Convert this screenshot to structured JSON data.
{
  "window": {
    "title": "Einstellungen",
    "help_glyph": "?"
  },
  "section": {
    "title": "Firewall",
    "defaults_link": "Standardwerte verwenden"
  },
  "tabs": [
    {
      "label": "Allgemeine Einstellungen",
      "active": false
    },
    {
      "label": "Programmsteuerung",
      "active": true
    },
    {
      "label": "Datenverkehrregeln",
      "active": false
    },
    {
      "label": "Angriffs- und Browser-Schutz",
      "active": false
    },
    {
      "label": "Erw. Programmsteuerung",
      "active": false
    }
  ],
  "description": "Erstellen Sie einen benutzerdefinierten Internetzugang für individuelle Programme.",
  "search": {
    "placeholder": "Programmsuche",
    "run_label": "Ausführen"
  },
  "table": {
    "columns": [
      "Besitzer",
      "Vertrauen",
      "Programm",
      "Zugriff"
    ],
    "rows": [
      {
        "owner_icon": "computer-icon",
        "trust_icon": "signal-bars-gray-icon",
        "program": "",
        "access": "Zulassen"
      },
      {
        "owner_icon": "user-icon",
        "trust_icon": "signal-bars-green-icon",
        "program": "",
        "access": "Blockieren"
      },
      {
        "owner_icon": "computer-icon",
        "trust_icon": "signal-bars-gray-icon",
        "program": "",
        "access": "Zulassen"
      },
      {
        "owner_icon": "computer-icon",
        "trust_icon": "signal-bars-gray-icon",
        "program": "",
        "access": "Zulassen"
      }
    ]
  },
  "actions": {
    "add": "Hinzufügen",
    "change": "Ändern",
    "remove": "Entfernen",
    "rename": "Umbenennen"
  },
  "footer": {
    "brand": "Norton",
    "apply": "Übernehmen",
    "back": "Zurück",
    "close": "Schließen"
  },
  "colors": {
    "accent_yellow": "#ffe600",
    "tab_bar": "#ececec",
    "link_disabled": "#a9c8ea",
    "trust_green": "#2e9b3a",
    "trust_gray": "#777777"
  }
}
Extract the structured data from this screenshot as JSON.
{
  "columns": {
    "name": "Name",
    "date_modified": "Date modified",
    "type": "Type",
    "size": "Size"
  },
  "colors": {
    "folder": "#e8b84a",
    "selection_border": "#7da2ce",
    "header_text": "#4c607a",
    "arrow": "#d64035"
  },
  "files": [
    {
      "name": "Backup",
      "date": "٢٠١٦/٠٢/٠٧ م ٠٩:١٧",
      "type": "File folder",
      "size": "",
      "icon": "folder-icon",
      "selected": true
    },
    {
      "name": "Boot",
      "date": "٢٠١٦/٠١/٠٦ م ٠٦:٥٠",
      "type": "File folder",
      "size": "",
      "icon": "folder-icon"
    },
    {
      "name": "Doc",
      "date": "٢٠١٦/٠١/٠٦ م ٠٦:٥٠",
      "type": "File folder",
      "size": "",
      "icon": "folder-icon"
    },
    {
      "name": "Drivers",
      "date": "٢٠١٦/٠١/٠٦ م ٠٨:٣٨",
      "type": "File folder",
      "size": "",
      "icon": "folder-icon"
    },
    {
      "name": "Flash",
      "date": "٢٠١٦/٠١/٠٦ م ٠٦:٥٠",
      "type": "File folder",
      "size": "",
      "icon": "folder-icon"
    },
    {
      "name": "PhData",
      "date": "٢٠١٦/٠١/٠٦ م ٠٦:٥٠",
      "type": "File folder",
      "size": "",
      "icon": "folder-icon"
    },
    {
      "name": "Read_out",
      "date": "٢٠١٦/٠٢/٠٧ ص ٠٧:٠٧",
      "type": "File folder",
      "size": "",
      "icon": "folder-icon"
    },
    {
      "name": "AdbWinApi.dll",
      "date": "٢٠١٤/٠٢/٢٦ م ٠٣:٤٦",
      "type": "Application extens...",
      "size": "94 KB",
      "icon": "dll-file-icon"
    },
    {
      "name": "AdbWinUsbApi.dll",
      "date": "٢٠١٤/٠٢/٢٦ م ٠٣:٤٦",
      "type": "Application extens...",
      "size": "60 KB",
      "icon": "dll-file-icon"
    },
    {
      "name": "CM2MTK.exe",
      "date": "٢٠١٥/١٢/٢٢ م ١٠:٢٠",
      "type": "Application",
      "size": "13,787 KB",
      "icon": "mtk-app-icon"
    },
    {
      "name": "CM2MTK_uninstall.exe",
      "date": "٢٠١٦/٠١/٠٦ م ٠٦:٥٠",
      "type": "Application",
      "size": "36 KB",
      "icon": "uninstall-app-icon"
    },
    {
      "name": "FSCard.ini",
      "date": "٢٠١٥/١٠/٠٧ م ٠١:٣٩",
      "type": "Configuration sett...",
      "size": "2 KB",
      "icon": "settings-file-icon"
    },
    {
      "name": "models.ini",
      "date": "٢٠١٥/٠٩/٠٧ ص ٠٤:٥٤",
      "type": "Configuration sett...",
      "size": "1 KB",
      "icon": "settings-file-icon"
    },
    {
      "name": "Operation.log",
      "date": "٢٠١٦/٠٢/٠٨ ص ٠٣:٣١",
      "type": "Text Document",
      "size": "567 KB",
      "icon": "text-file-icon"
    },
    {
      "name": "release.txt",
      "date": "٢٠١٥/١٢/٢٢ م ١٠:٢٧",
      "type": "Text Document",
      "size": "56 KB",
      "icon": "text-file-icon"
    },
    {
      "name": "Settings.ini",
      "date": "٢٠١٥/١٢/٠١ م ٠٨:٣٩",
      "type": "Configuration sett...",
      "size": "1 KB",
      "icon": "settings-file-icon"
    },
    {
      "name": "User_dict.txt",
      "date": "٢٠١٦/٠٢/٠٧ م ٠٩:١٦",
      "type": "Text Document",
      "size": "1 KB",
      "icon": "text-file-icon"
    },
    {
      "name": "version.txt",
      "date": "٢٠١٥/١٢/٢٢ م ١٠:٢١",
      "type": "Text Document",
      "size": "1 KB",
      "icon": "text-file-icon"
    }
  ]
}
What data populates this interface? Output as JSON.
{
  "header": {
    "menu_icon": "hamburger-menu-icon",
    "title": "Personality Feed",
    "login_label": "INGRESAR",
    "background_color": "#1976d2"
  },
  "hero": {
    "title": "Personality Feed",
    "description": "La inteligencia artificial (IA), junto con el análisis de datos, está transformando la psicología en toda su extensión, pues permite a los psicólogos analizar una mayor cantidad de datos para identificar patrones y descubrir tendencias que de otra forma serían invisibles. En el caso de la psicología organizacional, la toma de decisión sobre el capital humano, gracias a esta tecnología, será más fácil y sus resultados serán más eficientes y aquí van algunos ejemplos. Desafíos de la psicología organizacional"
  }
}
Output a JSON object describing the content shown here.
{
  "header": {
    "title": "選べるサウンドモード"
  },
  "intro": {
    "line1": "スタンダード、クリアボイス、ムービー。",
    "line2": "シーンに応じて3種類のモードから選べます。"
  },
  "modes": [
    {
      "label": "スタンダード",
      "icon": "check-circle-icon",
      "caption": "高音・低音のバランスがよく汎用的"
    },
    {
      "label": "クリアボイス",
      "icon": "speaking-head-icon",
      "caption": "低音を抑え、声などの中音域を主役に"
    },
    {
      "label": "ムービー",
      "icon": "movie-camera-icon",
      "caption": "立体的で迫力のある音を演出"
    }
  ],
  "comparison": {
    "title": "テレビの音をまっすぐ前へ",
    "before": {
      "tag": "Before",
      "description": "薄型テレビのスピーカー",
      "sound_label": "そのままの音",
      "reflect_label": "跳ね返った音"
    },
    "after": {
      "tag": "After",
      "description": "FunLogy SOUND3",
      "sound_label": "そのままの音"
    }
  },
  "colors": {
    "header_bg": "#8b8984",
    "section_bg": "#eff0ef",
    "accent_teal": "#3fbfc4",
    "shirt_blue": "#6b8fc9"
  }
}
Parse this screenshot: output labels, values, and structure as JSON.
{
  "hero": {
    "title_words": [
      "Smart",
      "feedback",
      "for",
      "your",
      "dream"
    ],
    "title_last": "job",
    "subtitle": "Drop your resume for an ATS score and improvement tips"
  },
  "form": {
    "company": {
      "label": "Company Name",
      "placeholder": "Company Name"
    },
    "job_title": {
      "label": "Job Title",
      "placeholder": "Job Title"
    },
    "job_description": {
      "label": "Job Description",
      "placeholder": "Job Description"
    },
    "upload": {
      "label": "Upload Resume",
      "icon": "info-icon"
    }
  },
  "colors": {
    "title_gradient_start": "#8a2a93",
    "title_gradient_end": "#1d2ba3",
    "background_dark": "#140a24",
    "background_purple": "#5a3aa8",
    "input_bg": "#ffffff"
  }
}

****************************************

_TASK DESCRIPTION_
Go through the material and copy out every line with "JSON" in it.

_EXERCISE RESPONSE_
Convert this screenshot to structured JSON data.
Extract the structured data from this screenshot as JSON.
What data populates this interface? Output as JSON.
Output a JSON object describing the content shown here.
Parse this screenshot: output labels, values, and structure as JSON.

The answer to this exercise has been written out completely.